It first requires you to have a consistent trigger, reminder, or motivation to begin your method.
For my flashcard system, my trigger is to do half my flashcards before doing that day’s tasks or reading. This at least makes sure I begin my flashcards.
Next is a way to complete the task effectively and as intended. Studying is obviously ideal when you have minimal distractions and you have maximum focus. So it’s important to maximize these.
For my method, I keep my focus high by working in 45/15 minute intervals between work and rest. I minimize my distractions via browser and cell phone apps which shut me out of social media and emails while I”m working.
If you want to see all my tips on how I stay focused during studying, watch the following video!
Now our system contains the trigger, the momentum, and a way to keep it efficient. Finally, we need to have a wrap-up process. This is where the clock out time and buffer times come in.
We’ve already talked about clock out times. Your study system requires a finish line as much as it needs a trigger for you to begin. But let’s talk about buffer times.
We want to make our system fail proof. The most common thing, besides distractions, which affects our studying is inefficiency and unpredictable events. For example, you may have allocated too little time for a task. A 1-hour task turns into 2 hours and suddenly you’re way behind.
To limit this I recommend using buffer times. You can learn more about this in this video where I show you how I plan my day in medical school.
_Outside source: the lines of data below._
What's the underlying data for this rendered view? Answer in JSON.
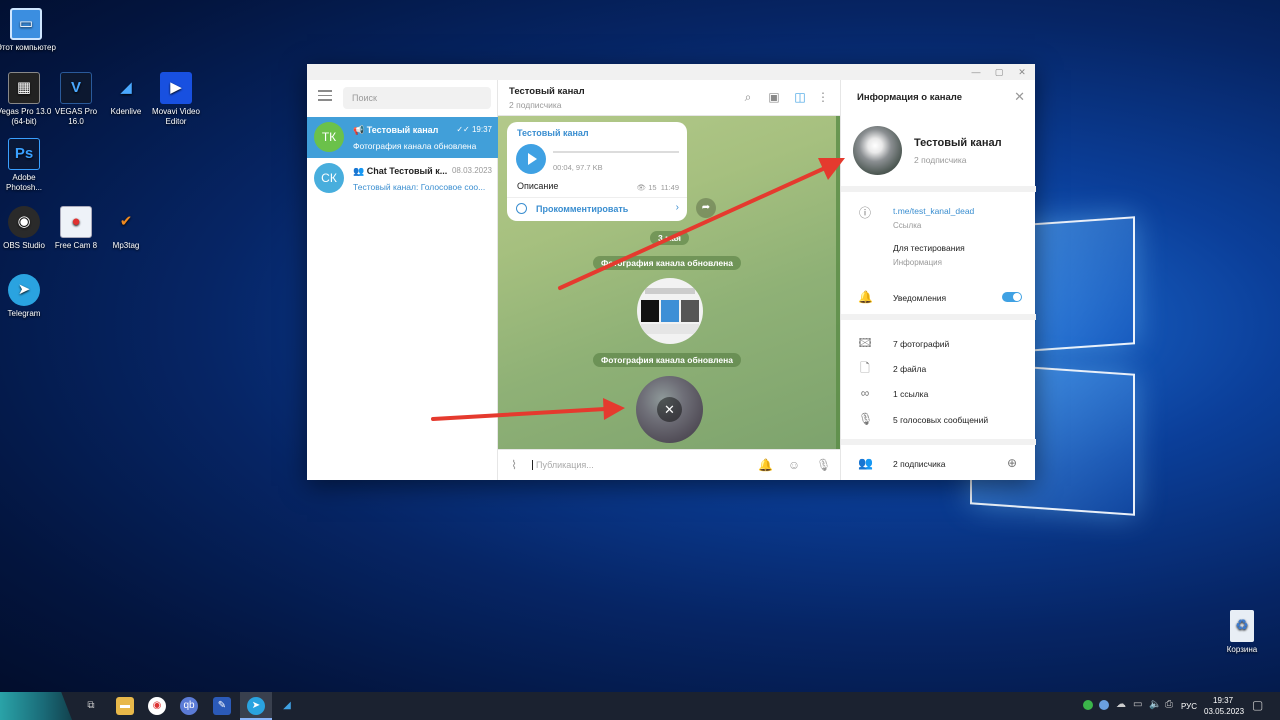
{
  "desktop": {
    "icons": [
      {
        "label": "Этот компьютер"
      },
      {
        "label": "Vegas Pro 13.0 (64-bit)"
      },
      {
        "label": "VEGAS Pro 16.0"
      },
      {
        "label": "Kdenlive"
      },
      {
        "label": "Movavi Video Editor"
      },
      {
        "label": "Adobe Photosh..."
      },
      {
        "label": "OBS Studio"
      },
      {
        "label": "Free Cam 8"
      },
      {
        "label": "Mp3tag"
      },
      {
        "label": "Telegram"
      },
      {
        "label": "Корзина"
      }
    ]
  },
  "telegram": {
    "search_placeholder": "Поиск",
    "chats": [
      {
        "initials": "ТК",
        "name": "Тестовый канал",
        "time": "19:37",
        "preview": "Фотография канала обновлена",
        "color": "#6bc14a"
      },
      {
        "initials": "СК",
        "name": "Chat Тестовый к...",
        "time": "08.03.2023",
        "preview": "Тестовый канал: Голосовое соо...",
        "color": "#48aedd"
      }
    ],
    "header": {
      "title": "Тестовый канал",
      "subtitle": "2 подписчика"
    },
    "message": {
      "channel": "Тестовый канал",
      "duration": "00:04, 97.7 KB",
      "description": "Описание",
      "views": "15",
      "time": "11:49",
      "comment": "Прокомментировать"
    },
    "date_pill": "3 мая",
    "service_1": "Фотография канала обновлена",
    "service_2": "Фотография канала обновлена",
    "composer_placeholder": "Публикация...",
    "info": {
      "title": "Информация о канале",
      "name": "Тестовый канал",
      "subscribers": "2 подписчика",
      "link": "t.me/test_kanal_dead",
      "link_caption": "Ссылка",
      "about": "Для тестирования",
      "about_caption": "Информация",
      "notifications": "Уведомления",
      "media": [
        "7 фотографий",
        "2 файла",
        "1 ссылка",
        "5 голосовых сообщений"
      ],
      "members": "2 подписчика"
    }
  },
  "taskbar": {
    "lang": "РУС",
    "time": "19:37",
    "date": "03.05.2023"
  },
  "colors": {
    "accent": "#3fa1e3",
    "selected": "#419fd9",
    "arrow": "#e53a2e"
  }
}
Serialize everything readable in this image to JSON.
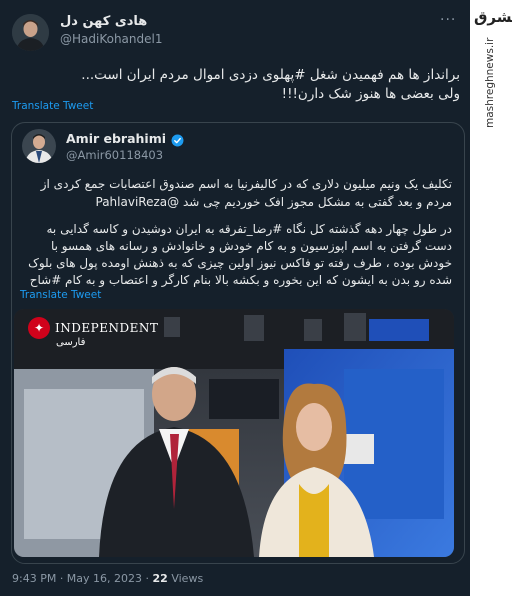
{
  "tweet": {
    "author_name": "هادی کهن دل",
    "author_handle": "@HadiKohandel1",
    "text_line1": "برانداز ها هم فهمیدن شغل #پهلوی دزدی اموال مردم ایران است...",
    "text_line2": "ولی بعضی ها هنوز شک دارن!!!",
    "translate_label": "Translate Tweet",
    "timestamp": "9:43 PM · May 16, 2023 ·",
    "views_count": "22",
    "views_label": "Views"
  },
  "quoted": {
    "author_name": "Amir ebrahimi",
    "author_handle": "@Amir60118403",
    "para1_line1": "تکلیف یک ونیم میلیون دلاری که در کالیفرنیا به اسم صندوق اعتصابات جمع کردی از",
    "para1_line2": "مردم و بعد گفتی به مشکل مجوز افک خوردیم چی شد @PahlaviReza",
    "para2_line1": "در طول چهار دهه گذشته کل نگاه #رضا_تفرقه به ایران دوشیدن و کاسه گدایی به",
    "para2_line2": "دست گرفتن به اسم اپوزسیون و به کام خودش و خانوادش و رسانه های همسو با",
    "para2_line3": "خودش بوده ، طرف رفته تو فاکس نیوز اولین چیزی که به ذهنش اومده پول های بلوک",
    "para2_line4": "شده رو بدن به ایشون که این بخوره و بکشه بالا بنام کارگر و اعتصاب و به کام #شاح",
    "translate_label": "Translate Tweet",
    "image_logo": "INDEPENDENT",
    "image_logo_sub": "فارسی"
  },
  "sidebar": {
    "brand": "مشرق",
    "url": "mashreghnews.ir"
  },
  "icons": {
    "verified": "verified-badge-icon",
    "more": "more-options-icon"
  },
  "colors": {
    "background": "#15202b",
    "text": "#e7e9ea",
    "muted": "#8b98a5",
    "link": "#1d9bf0",
    "border": "#38444d"
  }
}
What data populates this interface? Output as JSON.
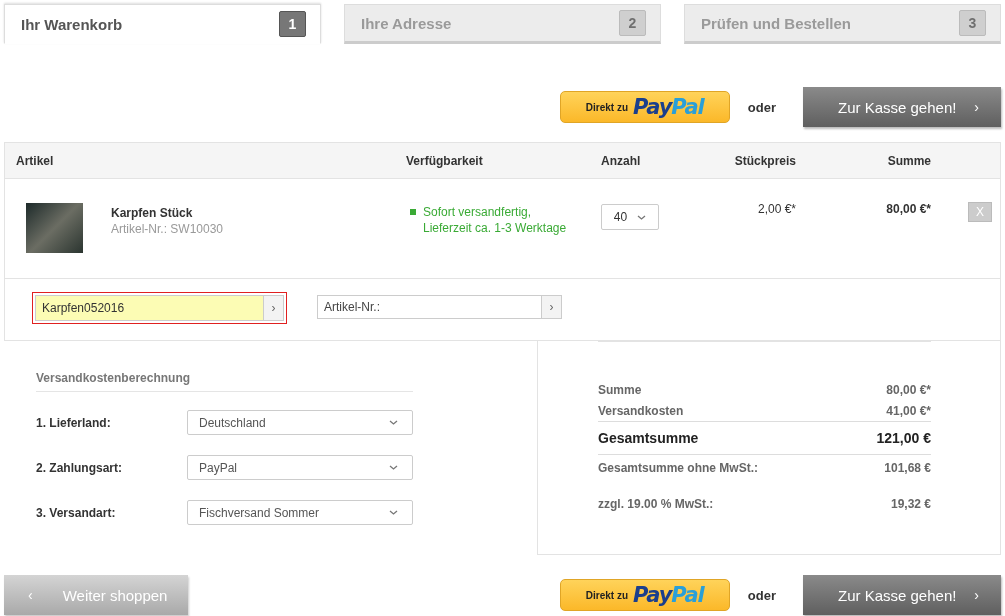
{
  "steps": [
    {
      "label": "Ihr Warenkorb",
      "number": "1",
      "selected": true
    },
    {
      "label": "Ihre Adresse",
      "number": "2",
      "selected": false
    },
    {
      "label": "Prüfen und Bestellen",
      "number": "3",
      "selected": false
    }
  ],
  "top_actions": {
    "paypal_button": {
      "prefix": "Direkt zu",
      "logo_parts": [
        "Pay",
        "Pal"
      ]
    },
    "or_label": "oder",
    "checkout_button": {
      "label": "Zur Kasse gehen!",
      "arrow": "›"
    }
  },
  "table": {
    "columns": [
      "Artikel",
      "Verfügbarkeit",
      "Anzahl",
      "Stückpreis",
      "Summe"
    ],
    "rows": [
      {
        "name": "Karpfen Stück",
        "sku": "Artikel-Nr.: SW10030",
        "availability": "Sofort versandfertig, Lieferzeit ca. 1-3 Werktage",
        "in_stock": true,
        "quantity": "40",
        "unit_price": "2,00 €*",
        "total": "80,00 €*",
        "remove": "X"
      }
    ]
  },
  "voucher_field": {
    "value": "Karpfen052016",
    "invalid": true,
    "arrow": "›"
  },
  "sku_field": {
    "placeholder": "Artikel-Nr.:",
    "arrow": "›"
  },
  "shipping": {
    "title": "Versandkostenberechnung",
    "fields": [
      {
        "label": "1. Lieferland:",
        "value": "Deutschland"
      },
      {
        "label": "2. Zahlungsart:",
        "value": "PayPal"
      },
      {
        "label": "3. Versandart:",
        "value": "Fischversand Sommer"
      }
    ]
  },
  "summary": [
    {
      "kind": "normal",
      "label": "Summe",
      "value": "80,00 €*"
    },
    {
      "kind": "normal",
      "label": "Versandkosten",
      "value": "41,00 €*"
    },
    {
      "kind": "total",
      "label": "Gesamtsumme",
      "value": "121,00 €"
    },
    {
      "kind": "net",
      "label": "Gesamtsumme ohne MwSt.:",
      "value": "101,68 €"
    },
    {
      "kind": "tax",
      "label": "zzgl. 19.00 % MwSt.:",
      "value": "19,32 €"
    }
  ],
  "continue_button": {
    "arrow": "‹",
    "label": "Weiter shoppen"
  },
  "bottom_actions": {
    "paypal_button": {
      "prefix": "Direkt zu",
      "logo_parts": [
        "Pay",
        "Pal"
      ]
    },
    "or_label": "oder",
    "checkout_button": {
      "label": "Zur Kasse gehen!",
      "arrow": "›"
    }
  }
}
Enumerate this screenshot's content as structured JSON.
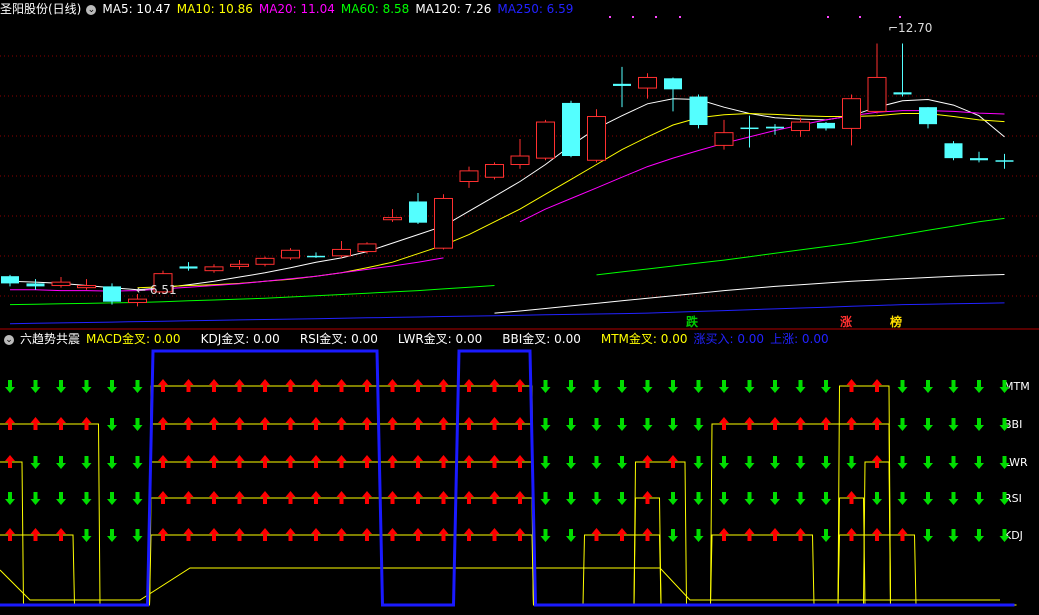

So ask yourself what your system is like. Having the method is nice, but what’s your repeatable manner of executing?
These were the top 5 study habits of medical students. I hope you were able to take away just one point and now intend on applying it to your own system.
If you did enjoy this post I’m sure you’ll love the following.
Here are some blog posts that will also help you with your studying:
Top 5 Study Methods For Medical School
Ultimate Guide – How To Study in Medical School
How I Studied Less Than 5 Hours A Day
How To Perfect Long-Term Retention in Medical School
How To Study Effectively in Med School
My Morning Routine in Med School
How To Remember What You Read in Med School
Top 10 Best Standing Desks for Medical School
In addition, make sure to get your hands on our free video course on How To Study in Medical School! I show you a step-by-step overview of my method and am sure you can take something unique away!
Click here to check out the course.
If you want more training, I’d encourage you to check out a project I”m super excited for – Level Up Your Studying. This is our newest video course which helps you transform how you study as a pre-med and a medical student.
Check it out here!
Thank you so much for reading!
Until next time my friends…